After years of seeing toxic algae outbreaks on Florida tourist beaches like Sanibel Island and at fishing destinations like the St. Johns River, Earthjustice filed a Clean Water Act federal lawsuit in 2008 in the Northern District of Florida on behalf of the Florida Wildlife Federation, the Conservancy of Southwest Florida, the Environmental Confederation of Southwest Florida, St. John’s Riverkeeper, and the Sierra Club.  In 2009, the EPA set numeric limits for the phosphorus and nitrogen that comes from sewage, fertilizer and manure in Florida waters.

The rule that the EPA set for Florida was a “speed limit sign” that gave everyone fair notice of what specific level of pollution would be allowed in a particular water body. If the speed limit was exceeded, regulators could take action to prevent toxic algae outbreaks and green slime. But the DEP’s rule doesn’t provide that certainty, and it won’t protect public health. 

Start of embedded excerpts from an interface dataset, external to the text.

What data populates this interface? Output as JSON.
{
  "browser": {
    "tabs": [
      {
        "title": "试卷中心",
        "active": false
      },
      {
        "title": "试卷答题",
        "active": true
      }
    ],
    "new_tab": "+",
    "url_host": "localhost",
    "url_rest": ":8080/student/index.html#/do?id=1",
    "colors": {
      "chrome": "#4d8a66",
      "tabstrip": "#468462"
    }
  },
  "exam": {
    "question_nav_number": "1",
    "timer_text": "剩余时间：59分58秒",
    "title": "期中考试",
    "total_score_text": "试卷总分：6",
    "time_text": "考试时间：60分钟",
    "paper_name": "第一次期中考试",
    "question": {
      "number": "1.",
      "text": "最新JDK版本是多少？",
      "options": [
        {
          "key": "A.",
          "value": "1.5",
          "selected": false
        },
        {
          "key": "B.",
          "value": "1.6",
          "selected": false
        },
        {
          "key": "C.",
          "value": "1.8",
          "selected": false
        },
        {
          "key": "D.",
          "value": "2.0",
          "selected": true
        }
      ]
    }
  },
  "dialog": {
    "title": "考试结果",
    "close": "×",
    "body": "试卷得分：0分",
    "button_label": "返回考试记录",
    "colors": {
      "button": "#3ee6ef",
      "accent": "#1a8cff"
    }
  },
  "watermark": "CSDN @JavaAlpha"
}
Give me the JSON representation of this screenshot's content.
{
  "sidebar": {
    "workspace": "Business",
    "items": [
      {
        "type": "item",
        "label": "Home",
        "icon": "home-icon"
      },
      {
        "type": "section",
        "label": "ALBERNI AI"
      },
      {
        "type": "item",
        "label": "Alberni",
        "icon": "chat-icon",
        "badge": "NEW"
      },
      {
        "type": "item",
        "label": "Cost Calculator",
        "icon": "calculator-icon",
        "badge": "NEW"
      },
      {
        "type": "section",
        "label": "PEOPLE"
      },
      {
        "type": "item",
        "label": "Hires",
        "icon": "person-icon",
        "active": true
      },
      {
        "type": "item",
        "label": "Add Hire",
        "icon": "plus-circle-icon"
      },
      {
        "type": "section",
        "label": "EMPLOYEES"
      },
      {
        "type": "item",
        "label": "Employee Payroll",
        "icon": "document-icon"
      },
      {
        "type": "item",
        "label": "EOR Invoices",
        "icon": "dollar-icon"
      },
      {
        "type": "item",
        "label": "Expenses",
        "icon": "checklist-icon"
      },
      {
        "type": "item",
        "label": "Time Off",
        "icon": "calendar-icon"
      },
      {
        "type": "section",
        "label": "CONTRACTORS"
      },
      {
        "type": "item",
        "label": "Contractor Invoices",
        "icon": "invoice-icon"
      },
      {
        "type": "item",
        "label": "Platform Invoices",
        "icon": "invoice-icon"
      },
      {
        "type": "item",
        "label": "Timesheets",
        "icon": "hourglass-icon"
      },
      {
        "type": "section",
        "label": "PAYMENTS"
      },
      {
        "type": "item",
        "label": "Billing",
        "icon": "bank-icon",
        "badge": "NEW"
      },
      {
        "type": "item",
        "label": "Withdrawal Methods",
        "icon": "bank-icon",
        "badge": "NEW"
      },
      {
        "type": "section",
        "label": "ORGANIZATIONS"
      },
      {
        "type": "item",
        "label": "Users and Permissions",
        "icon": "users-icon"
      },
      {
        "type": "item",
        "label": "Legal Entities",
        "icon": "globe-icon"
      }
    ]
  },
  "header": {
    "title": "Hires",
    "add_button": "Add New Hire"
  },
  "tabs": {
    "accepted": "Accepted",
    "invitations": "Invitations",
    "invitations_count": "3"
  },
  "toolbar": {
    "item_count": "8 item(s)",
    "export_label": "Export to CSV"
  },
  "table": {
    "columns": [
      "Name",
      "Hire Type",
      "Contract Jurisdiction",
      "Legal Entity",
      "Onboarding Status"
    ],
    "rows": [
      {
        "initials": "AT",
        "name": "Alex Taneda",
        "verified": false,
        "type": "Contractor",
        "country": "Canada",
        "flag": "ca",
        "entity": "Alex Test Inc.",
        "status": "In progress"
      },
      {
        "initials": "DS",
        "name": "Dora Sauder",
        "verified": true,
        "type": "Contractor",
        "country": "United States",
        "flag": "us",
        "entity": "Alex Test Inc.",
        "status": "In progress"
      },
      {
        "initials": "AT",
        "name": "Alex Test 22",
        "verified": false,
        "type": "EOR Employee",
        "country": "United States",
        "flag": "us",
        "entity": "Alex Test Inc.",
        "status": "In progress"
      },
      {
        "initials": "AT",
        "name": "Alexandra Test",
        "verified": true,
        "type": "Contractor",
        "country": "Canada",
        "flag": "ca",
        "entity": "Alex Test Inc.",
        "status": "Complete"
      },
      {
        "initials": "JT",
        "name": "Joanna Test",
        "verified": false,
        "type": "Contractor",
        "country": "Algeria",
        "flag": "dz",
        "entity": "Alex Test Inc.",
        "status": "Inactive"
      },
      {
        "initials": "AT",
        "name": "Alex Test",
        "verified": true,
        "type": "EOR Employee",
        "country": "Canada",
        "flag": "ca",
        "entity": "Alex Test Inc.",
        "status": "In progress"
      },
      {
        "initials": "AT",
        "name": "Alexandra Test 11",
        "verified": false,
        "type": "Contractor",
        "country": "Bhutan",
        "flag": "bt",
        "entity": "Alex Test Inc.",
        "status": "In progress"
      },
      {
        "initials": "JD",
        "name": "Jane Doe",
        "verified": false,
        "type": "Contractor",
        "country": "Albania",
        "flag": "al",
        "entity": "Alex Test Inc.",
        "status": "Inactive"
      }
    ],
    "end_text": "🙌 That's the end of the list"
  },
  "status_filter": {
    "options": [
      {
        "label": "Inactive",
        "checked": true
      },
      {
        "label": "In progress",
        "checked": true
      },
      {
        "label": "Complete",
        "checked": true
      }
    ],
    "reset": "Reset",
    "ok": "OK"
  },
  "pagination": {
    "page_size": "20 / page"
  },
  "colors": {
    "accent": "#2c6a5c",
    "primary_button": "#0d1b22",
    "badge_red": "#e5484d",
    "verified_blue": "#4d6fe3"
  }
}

“The DEP rule basically says: ‘Well, there could be a speed limit sign here, but we need to do a study first and then we’ll decide.’ Under the state DEP rule, by the time the state takes action, a waterway is already slimed. The whole point is to clean it up before it gets that bad,” said Manley Fuller, president of the Florida Wildlife Federation.

The Sierra Club offered photographic proof today of the dire need for immediate cleanup action. The Club unveiled an interactive map of Florida’s slimed waterways, which stretch from South Florida to the Panhandle. 

“With the help of local citizens and clean water watchdogs all over the state, the Sierra Club has compiled photos of the red and green muck that plagues too many of the springs, rivers, lakes and bays of our state.  This map lets you take a photographic ‘slime tour’ of Florida – and it is not a pretty picture,” said Craig Diamond, Executive Committee, Sierra Club Florida Chapter. 

Earthjustice filed today’s administrative challenge in the Florida Division of Administrative Hearings on behalf of the Florida Wildlife Federation, the Sierra Club, the Environmental Confederation of Southwest Florida, St. John’s Riverkeeper, and the Conservancy of Southwest Florida.

“We have a massive fish kill in Estero Bay right now, and it is happening because the state has delayed acting to solve this major pollution problem for the past 15 years. The DEP’s weak rule is just going to delay cleanup further. The DEP is just kicking the can down the road another 15 years, and that’s not fair to the citizens. We all deserve clean water,” said Jennifer Hecker, policy director for the Conservancy of Southwest Florida.  

Link to interactive map "Florida Slime Crime Tracker"